On the face of it, there are so many reasons to dislike carbon trading. Setting up a derivatives trading system to achieve something as morally and politically fraught as climate change just feels wrong, somehow, to many people. Still others (the Brookings Institution is the latest) argue that a carbon tax is superior.
Yet while the majority in most countries supports action on climate change, surveys suggest that attitudes to cap-and-trade are more ambivalent. Yet an HSBC survey last year showed that carbon trading simply doesn’t rate highly on people’s radars, when thinking about government action on climate change:
So, given all the criticisms of cap-and-trade, why is it so popular with policymakers? To understand both the critics and the supporters, we’ll go through the key arguments against cap and trade:
But why create a whole new market?
This criticism falls into two camps; a moral opposition to the concept of trading international offsets (often from NGOs such as Friends of the Earth), and fear of a financial disaster.
As we’ve written many times here, the moral argument – that there is something bad about rich countries simply buying their way out of reducing GHG emissions - tends to overlook two benefits of international carbon trading: it transfers funds to developing countries, and reduces emissions in a more cost-effective way. The planet, after all, doesn’t care where emissions are generated, or reduced.
A stronger argument is that spending money in foreign countries simply postpones (or worse, avoids) the difficult work of shifting to a low carbon infrastructure. But in the short term, it’s often cheaper and quicker to reduce emissions in developing countries.

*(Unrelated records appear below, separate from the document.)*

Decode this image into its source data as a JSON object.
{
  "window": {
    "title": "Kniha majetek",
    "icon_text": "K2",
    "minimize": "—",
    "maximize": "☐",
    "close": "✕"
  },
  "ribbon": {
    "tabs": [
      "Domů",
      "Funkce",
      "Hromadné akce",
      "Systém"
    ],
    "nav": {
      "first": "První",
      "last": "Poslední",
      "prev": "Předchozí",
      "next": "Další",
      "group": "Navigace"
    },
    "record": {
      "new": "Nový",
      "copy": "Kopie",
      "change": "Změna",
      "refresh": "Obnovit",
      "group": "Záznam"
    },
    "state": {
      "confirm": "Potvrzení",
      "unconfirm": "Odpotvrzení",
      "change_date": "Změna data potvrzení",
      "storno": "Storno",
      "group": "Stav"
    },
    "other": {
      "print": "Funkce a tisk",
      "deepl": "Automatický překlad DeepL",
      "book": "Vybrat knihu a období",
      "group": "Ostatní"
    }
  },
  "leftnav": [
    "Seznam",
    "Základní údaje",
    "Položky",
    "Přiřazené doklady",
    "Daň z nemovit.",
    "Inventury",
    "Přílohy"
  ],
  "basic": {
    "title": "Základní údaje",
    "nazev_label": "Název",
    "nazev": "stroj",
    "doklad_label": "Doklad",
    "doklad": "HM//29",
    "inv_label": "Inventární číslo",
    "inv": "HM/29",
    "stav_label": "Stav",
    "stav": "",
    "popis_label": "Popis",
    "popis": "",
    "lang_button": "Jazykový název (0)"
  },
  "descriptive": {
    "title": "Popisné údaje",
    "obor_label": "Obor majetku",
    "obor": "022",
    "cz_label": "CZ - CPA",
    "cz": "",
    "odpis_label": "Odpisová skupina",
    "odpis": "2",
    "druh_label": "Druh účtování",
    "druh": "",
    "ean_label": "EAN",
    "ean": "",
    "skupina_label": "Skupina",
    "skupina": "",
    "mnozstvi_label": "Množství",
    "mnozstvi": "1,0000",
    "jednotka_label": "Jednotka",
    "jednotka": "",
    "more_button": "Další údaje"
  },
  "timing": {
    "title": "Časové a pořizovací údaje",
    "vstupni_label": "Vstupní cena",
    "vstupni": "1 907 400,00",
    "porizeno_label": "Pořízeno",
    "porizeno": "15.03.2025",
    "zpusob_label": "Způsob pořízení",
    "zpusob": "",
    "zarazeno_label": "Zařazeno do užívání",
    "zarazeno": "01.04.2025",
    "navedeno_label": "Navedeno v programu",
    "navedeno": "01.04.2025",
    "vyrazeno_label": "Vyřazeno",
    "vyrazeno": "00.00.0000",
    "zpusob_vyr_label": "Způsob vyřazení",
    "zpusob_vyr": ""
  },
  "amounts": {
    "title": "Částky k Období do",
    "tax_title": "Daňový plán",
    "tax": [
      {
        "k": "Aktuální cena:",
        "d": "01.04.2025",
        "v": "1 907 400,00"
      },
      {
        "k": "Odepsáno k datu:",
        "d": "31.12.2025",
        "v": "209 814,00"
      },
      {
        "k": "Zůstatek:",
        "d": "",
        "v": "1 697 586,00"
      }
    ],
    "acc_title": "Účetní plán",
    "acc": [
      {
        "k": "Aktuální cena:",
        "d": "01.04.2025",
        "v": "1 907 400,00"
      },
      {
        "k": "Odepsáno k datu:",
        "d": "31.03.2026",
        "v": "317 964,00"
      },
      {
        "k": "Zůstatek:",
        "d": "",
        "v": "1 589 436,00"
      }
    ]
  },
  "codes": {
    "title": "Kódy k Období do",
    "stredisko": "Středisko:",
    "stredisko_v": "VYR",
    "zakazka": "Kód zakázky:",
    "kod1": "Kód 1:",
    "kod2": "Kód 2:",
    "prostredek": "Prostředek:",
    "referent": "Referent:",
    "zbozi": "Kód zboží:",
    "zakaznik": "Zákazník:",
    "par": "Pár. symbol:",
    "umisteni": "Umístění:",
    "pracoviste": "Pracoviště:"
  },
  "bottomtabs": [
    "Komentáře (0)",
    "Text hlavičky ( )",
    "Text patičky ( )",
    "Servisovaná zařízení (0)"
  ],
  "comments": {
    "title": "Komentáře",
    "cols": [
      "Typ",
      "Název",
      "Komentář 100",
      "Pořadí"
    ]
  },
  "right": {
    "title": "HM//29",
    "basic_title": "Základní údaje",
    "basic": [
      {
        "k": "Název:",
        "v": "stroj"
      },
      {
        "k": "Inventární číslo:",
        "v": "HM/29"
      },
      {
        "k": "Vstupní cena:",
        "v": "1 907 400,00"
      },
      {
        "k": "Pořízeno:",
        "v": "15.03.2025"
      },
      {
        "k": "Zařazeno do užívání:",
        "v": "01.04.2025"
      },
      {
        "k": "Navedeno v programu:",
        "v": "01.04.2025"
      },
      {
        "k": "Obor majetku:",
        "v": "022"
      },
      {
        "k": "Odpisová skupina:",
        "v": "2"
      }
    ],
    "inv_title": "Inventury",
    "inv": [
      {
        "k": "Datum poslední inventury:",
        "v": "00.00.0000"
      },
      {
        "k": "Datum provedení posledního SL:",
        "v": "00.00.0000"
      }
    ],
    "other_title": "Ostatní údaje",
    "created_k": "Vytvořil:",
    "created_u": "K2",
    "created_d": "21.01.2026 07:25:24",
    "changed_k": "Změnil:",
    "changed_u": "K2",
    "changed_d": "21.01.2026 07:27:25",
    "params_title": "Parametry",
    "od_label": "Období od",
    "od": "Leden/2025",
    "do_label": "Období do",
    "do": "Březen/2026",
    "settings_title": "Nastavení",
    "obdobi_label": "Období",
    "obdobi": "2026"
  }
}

Another fear around carbon trading is that it could store up another market catastrophe, as carbon credits are essentially derivatives (an option to pollute), with all the potential for complexity and opacity of say, a collateralised debt obligation. As the FT’s Tony Jackson wrote earlier this week, carbon markets look quite simple and harmless today; but that doesn’t necessarily mean they won’t become more complex and risky down the track.
Deals to give away initial emission allowance allocations for free is another point of contention: often seen as a windfall for polluters, it is in reality more of a missed opportunity to raise revenue, but does not affect the emissions themselves, however unsound it might seem to let polluters off the hook for paying. Harvard’s Robert Stavins also argues that the giveaways are a pragmatic way to win political support for schemes to reduce carbon emissions.
A tax is better
One of the most compelling arguments against cap and trade is simply that a direct carbon tax is superior in many ways. John Kemp provides one of our favourite outlines of this argument; The Economist also supports this line. A tax gives industry a much clearer price signal on GHGs – something many businesses around the world are crying out for - so they can more clearly plan how much to invest in reducing emissions. Building an expensive carbon capture and storage plant, or undertaking a building refurbishment, to reduce emissions, is all well and good - but companies need to know whether it is more cost effective to undertake those expensive efforts, and that is difficult without knowing what kind of price they will pay for their emissions if they fail to take any action.
So why cap-and-trade?
There are two main reasons that cap-and-trade so dominates the policy landscape. The clue to the first is the word ‘cap’ – by creating a specific number of allowances, governments can cap emissions; whereas a tax only lets the government set a price on emissions. To reach an emissions target through taxation requires a careful calibration of the tax level, and some opponents warn, risks a situation where the government, rather than the free market, decides the best way of reducing emissions.
Which leads to the other big pro-cap-and-trade argument: that creating a market system means emitters will find the cheapest and most effective ways to reduce emissions.
Cap-and-trade versus everything else (FT Energy Source, 12/06/09)